This is a land that time forgot. Iles de la Madeleine is an uninhabited archipelago 2.5 miles west of the coast of Dakar in Senegal. The black volcanic peaks are home to nesting cormorants and rare, red-billed tropic birds that sing from the unique dwarf baobab trees, which can’t be found anywhere else on earth. This nature lover’s paradise also boasts northern gannets, terns, skuas and black kites. The largest of the islands, Sarpan, is known for its Stone Age tool finds. Though most boat trips off Dakar are constructed for game fishing, guides can be hired to take visitors to explore this ornithological sanctuary turned into a national park.
Koh Laoliang is a small island park surrounded by a marine reserve, with a pristine beach and no bungalows. A place of true unspoiled natural beauty, Laoliang Resort is the only place to stay here.
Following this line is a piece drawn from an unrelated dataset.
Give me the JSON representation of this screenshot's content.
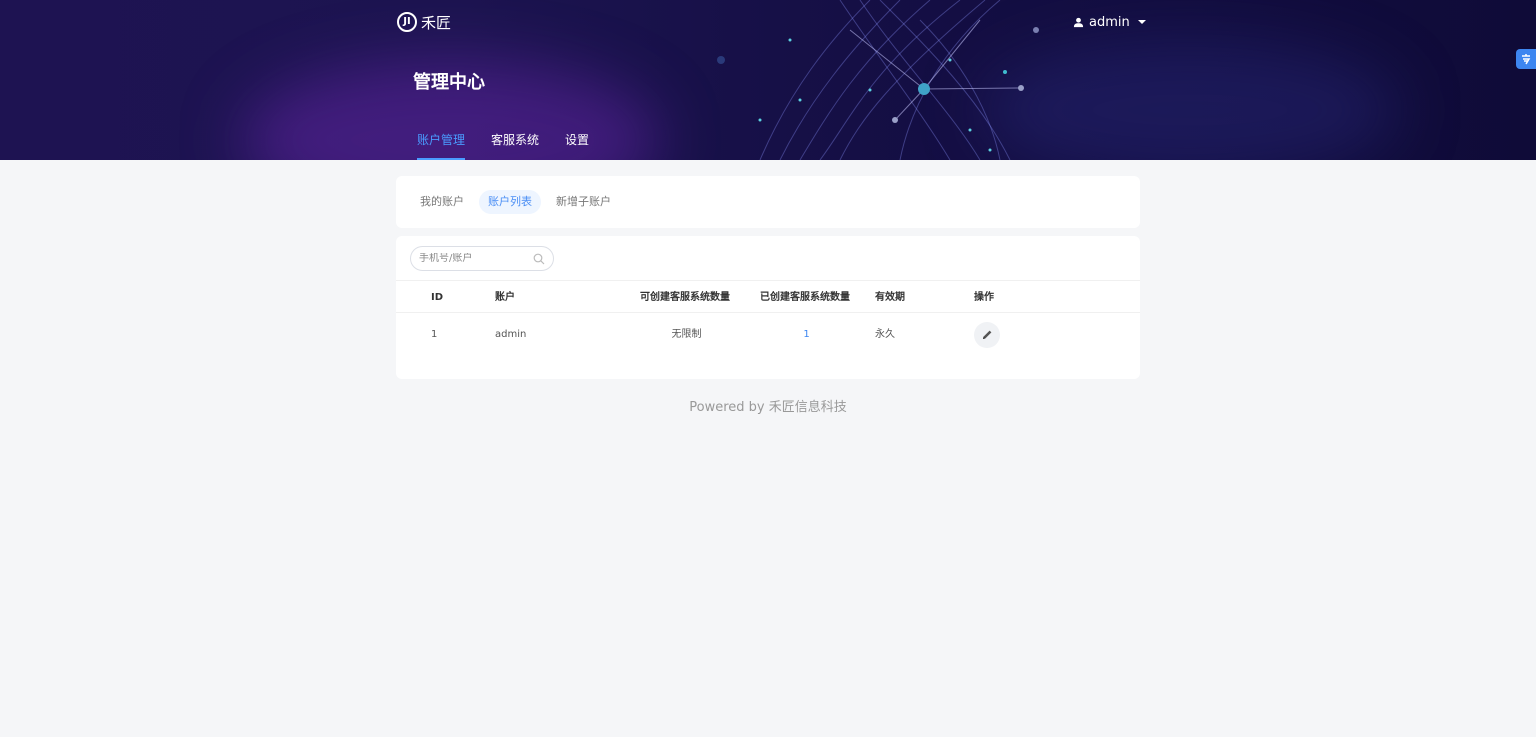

Open for just half the year, it was built without cutting trees down and sans concrete. Accommodations are large tents with mattresses, sheets and blankets. While it’s luxurious for camping, it is still camping. Electricity is available at night via a generator, while a fan helps to cool against the tropical heat. You’ll find a basin of freshwater to rinse the sand off your feet as well as showers and toilets in an open-air, bamboo-walled bathroom. Enjoy amazing snorkeling right in front of your camp as well as kayaks that can be taken out for a tour around the island.
There are few people who can say they’ve actually spent time on Pitcairn Island, a tiny island in the South Pacific that was settled by mutineers from HMS Bounty. The less than 50 inhabitants here today are descended from the band of British mutineers and their Tahitian lovers. The locals are struggling to find new settlers – so much so that land is free and plentiful. Unfortunately, it’s not easy to get here as the closest airport is over 300 miles away on Manareva Island, and from there you’ll have to take a three-day ocean voyage. There is just one general store, though the island does have electricity and Internet. Accommodation is provided through local residents, sharing their homes, culture, language and lifestyle.
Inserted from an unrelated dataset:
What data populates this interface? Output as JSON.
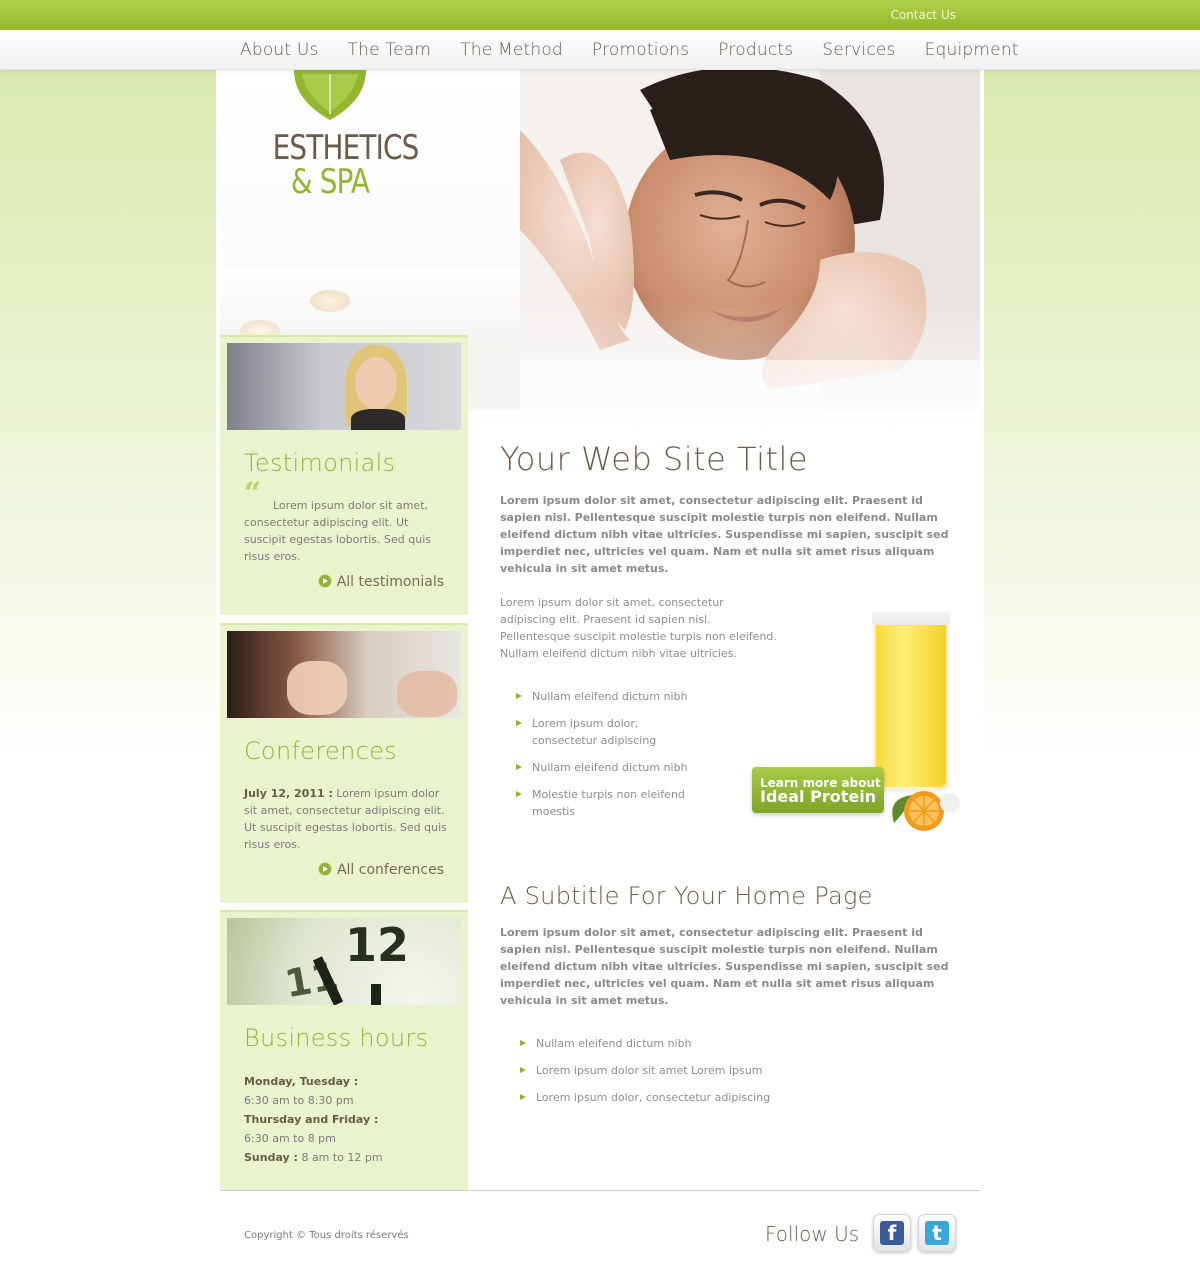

Known as the “Unspoiled Queen of the Caribbean,” there are no mass resorts, or even beaches, on this 5-square-mile island. Saba is likely to remind you of what the Caribbean used to be – lots of genuine locals and virtually no tourist traps. There are no franchises. Just idyllic gingerbread houses and well-kept gardens, along with small eclectic bars and eateries that are perfect to pop into after a day of diving or hiking a mountain rainforest trail. Though it’s just a 12-minute flight south from St. Maarten, it feels as if you’re worlds away.
Cafayate offers a small town feel despite being Argentina’s second wine center after Mendoza, world renowned for its aromatic dry white wine, but also producing some fine reds, including cabernet sauvignon and Malbec. The city is incredibly scenic too, with pre-Andean peaks, romantic street-side cafes and hilltop estancias, though the main reason to visit is the wineries. Rent a bike to get out and enjoy the free wine tours, and free tastings. A goat cheese factory is also open to the public for tours and tasting, pairing perfectly with a glass of fine vino.